On July 15, 2021, the Supreme Court of California held in Ferra vs. Loews that employers must calculate employees premium pay for noncompliant meal, rest, or recovery periods just like it does for overtime —at their regular rate of pay, which includes hourly wages and nondiscretionary payments. Nondiscretionary payments are payments for an employee’s work that are owed under a prior contract, agreement, or promise, and are not determined at the employer’s sole discretion.

According to the court, “Under California law, employers must provide employees with overtime pay when employees work more than a certain amount of time. To calculate overtime pay, Cal. Labor Code § 510(a) requires an employer to compensate an employee by a multiple of the employee’s “regular rate of pay.” California law also provides for meal, rest, and recovery periods. If an employer does not provide an employee with a compliant meal, rest, or recovery period, Cal. Labor Code § 226.7, requires them to pay the employee one additional hour of pay at the employee’s regular rate of compensation.”

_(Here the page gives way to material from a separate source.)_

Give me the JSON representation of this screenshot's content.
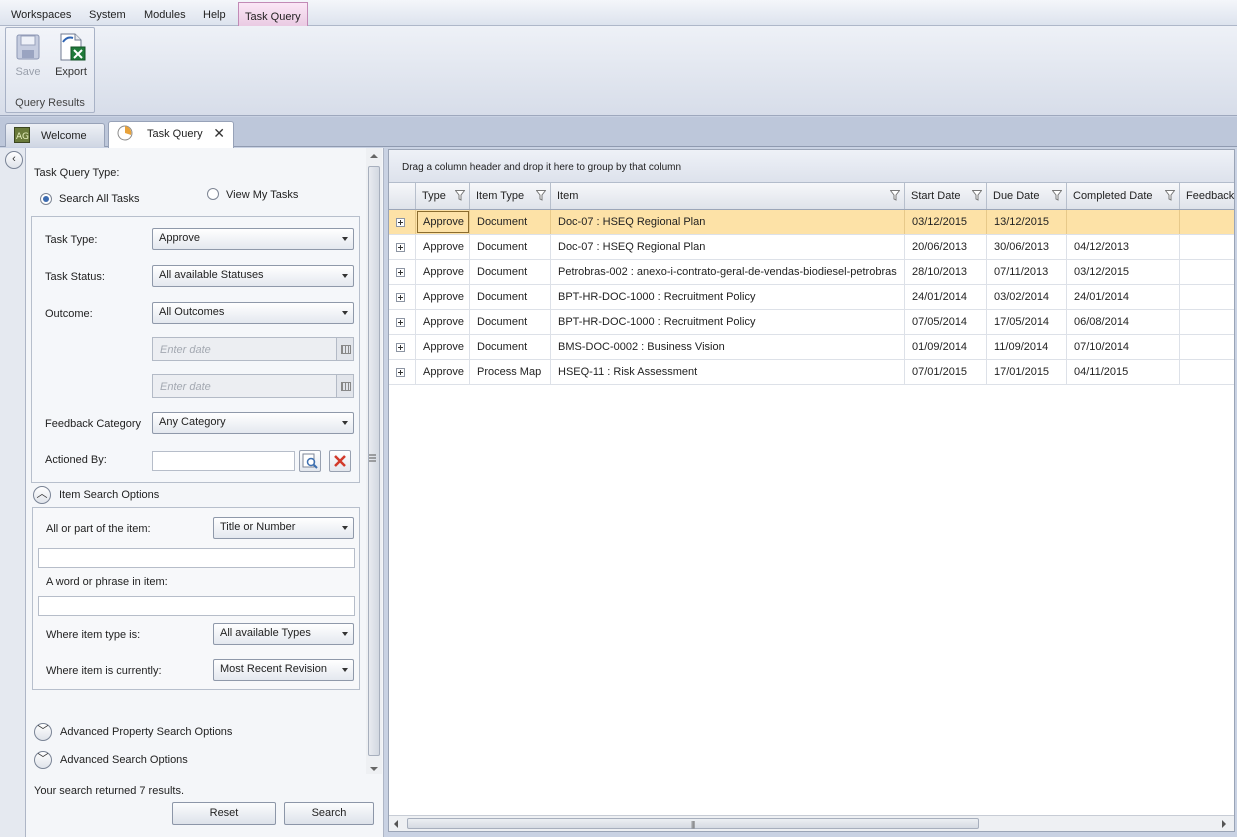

The court held that the state’s overtime law standard of “regular rate of pay” is the same as the meal and rest period law standard of “regular rate of compensation.” The court also analyzed related Industrial Wage Orders and came to the same conclusion—the terms are synonymous.

In this case, and how this all applies, an hourly employee was not provided with a legally compliant meal or rest period. So the employer was required to pay the employee for one additional hour (premium rate) and it did. But the employer didn’t add the employee’s quarterly incentive payments (a nondiscretionary bonus) to their hourly wage to calculate their premium rate and should have. As a result, and under this decision, the employer didn’t pay the employee correctly and isn’t compliant with California law. The takeaway from this case is that employers should ensure they are paying employees for noncompliant meal and rest periods at their regular rate of pay, which includes nondiscretionary bonuses, and not just their hourly rate.